• TASK BRIEF
Your task is to write out the full listing once more, exactly.
○ ○ ○
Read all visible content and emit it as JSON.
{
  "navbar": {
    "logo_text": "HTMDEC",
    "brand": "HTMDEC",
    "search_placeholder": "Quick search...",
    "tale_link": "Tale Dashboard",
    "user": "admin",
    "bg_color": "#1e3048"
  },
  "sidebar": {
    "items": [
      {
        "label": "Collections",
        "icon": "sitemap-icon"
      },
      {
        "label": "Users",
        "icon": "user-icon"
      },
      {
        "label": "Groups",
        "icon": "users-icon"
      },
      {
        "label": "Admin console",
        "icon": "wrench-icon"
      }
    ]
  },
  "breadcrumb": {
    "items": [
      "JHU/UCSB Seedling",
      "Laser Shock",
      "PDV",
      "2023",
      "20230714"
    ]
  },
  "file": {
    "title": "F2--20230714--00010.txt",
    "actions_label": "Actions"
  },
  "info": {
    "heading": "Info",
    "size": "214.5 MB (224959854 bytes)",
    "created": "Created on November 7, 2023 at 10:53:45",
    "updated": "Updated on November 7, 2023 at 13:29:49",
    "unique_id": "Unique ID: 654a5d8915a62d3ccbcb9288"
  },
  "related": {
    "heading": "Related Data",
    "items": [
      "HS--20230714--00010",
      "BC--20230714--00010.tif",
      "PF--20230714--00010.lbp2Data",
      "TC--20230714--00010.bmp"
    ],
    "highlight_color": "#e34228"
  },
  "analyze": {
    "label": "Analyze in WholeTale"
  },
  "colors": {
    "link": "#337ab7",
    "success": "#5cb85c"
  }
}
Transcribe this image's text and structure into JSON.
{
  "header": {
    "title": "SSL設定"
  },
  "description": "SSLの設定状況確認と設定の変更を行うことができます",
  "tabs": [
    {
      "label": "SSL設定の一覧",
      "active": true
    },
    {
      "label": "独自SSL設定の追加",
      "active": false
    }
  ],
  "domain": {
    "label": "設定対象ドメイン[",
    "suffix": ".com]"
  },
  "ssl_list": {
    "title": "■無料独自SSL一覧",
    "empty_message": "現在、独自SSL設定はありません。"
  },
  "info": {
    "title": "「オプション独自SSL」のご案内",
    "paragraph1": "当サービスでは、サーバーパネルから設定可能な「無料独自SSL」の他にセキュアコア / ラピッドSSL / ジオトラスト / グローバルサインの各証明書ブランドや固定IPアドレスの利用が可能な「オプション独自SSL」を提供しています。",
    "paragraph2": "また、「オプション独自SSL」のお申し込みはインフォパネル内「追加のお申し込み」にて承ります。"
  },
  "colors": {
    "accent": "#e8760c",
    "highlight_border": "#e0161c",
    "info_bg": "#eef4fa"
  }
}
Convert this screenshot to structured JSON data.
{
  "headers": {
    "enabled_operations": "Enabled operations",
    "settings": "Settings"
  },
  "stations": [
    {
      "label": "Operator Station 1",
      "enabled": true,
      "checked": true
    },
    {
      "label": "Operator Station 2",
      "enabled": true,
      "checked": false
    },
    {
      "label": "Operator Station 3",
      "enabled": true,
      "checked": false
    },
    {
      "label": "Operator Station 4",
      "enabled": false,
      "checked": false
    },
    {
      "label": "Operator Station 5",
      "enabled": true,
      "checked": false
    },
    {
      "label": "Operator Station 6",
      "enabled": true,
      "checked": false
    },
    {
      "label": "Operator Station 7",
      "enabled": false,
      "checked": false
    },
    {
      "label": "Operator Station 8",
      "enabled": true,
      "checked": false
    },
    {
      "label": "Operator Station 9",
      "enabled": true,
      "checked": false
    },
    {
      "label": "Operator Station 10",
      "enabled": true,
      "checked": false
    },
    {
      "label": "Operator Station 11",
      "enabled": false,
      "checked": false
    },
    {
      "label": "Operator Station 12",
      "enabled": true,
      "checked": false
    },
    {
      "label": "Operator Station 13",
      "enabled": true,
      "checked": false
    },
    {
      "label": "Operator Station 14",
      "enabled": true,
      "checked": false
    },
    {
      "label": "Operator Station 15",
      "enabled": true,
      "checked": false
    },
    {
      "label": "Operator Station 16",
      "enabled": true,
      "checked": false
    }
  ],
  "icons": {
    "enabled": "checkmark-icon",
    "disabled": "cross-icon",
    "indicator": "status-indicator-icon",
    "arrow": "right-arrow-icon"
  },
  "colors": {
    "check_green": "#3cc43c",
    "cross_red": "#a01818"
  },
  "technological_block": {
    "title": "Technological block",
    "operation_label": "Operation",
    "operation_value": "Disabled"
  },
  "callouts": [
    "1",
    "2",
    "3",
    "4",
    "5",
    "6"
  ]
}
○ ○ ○
• PROBLEM SOLUTION
Read all visible content and emit it as JSON.
{
  "navbar": {
    "logo_text": "HTMDEC",
    "brand": "HTMDEC",
    "search_placeholder": "Quick search...",
    "tale_link": "Tale Dashboard",
    "user": "admin",
    "bg_color": "#1e3048"
  },
  "sidebar": {
    "items": [
      {
        "label": "Collections",
        "icon": "sitemap-icon"
      },
      {
        "label": "Users",
        "icon": "user-icon"
      },
      {
        "label": "Groups",
        "icon": "users-icon"
      },
      {
        "label": "Admin console",
        "icon": "wrench-icon"
      }
    ]
  },
  "breadcrumb": {
    "items": [
      "JHU/UCSB Seedling",
      "Laser Shock",
      "PDV",
      "2023",
      "20230714"
    ]
  },
  "file": {
    "title": "F2--20230714--00010.txt",
    "actions_label": "Actions"
  },
  "info": {
    "heading": "Info",
    "size": "214.5 MB (224959854 bytes)",
    "created": "Created on November 7, 2023 at 10:53:45",
    "updated": "Updated on November 7, 2023 at 13:29:49",
    "unique_id": "Unique ID: 654a5d8915a62d3ccbcb9288"
  },
  "related": {
    "heading": "Related Data",
    "items": [
      "HS--20230714--00010",
      "BC--20230714--00010.tif",
      "PF--20230714--00010.lbp2Data",
      "TC--20230714--00010.bmp"
    ],
    "highlight_color": "#e34228"
  },
  "analyze": {
    "label": "Analyze in WholeTale"
  },
  "colors": {
    "link": "#337ab7",
    "success": "#5cb85c"
  }
}
Transcribe this image's text and structure into JSON.
{
  "header": {
    "title": "SSL設定"
  },
  "description": "SSLの設定状況確認と設定の変更を行うことができます",
  "tabs": [
    {
      "label": "SSL設定の一覧",
      "active": true
    },
    {
      "label": "独自SSL設定の追加",
      "active": false
    }
  ],
  "domain": {
    "label": "設定対象ドメイン[",
    "suffix": ".com]"
  },
  "ssl_list": {
    "title": "■無料独自SSL一覧",
    "empty_message": "現在、独自SSL設定はありません。"
  },
  "info": {
    "title": "「オプション独自SSL」のご案内",
    "paragraph1": "当サービスでは、サーバーパネルから設定可能な「無料独自SSL」の他にセキュアコア / ラピッドSSL / ジオトラスト / グローバルサインの各証明書ブランドや固定IPアドレスの利用が可能な「オプション独自SSL」を提供しています。",
    "paragraph2": "また、「オプション独自SSL」のお申し込みはインフォパネル内「追加のお申し込み」にて承ります。"
  },
  "colors": {
    "accent": "#e8760c",
    "highlight_border": "#e0161c",
    "info_bg": "#eef4fa"
  }
}
Convert this screenshot to structured JSON data.
{
  "headers": {
    "enabled_operations": "Enabled operations",
    "settings": "Settings"
  },
  "stations": [
    {
      "label": "Operator Station 1",
      "enabled": true,
      "checked": true
    },
    {
      "label": "Operator Station 2",
      "enabled": true,
      "checked": false
    },
    {
      "label": "Operator Station 3",
      "enabled": true,
      "checked": false
    },
    {
      "label": "Operator Station 4",
      "enabled": false,
      "checked": false
    },
    {
      "label": "Operator Station 5",
      "enabled": true,
      "checked": false
    },
    {
      "label": "Operator Station 6",
      "enabled": true,
      "checked": false
    },
    {
      "label": "Operator Station 7",
      "enabled": false,
      "checked": false
    },
    {
      "label": "Operator Station 8",
      "enabled": true,
      "checked": false
    },
    {
      "label": "Operator Station 9",
      "enabled": true,
      "checked": false
    },
    {
      "label": "Operator Station 10",
      "enabled": true,
      "checked": false
    },
    {
      "label": "Operator Station 11",
      "enabled": false,
      "checked": false
    },
    {
      "label": "Operator Station 12",
      "enabled": true,
      "checked": false
    },
    {
      "label": "Operator Station 13",
      "enabled": true,
      "checked": false
    },
    {
      "label": "Operator Station 14",
      "enabled": true,
      "checked": false
    },
    {
      "label": "Operator Station 15",
      "enabled": true,
      "checked": false
    },
    {
      "label": "Operator Station 16",
      "enabled": true,
      "checked": false
    }
  ],
  "icons": {
    "enabled": "checkmark-icon",
    "disabled": "cross-icon",
    "indicator": "status-indicator-icon",
    "arrow": "right-arrow-icon"
  },
  "colors": {
    "check_green": "#3cc43c",
    "cross_red": "#a01818"
  },
  "technological_block": {
    "title": "Technological block",
    "operation_label": "Operation",
    "operation_value": "Disabled"
  },
  "callouts": [
    "1",
    "2",
    "3",
    "4",
    "5",
    "6"
  ]
}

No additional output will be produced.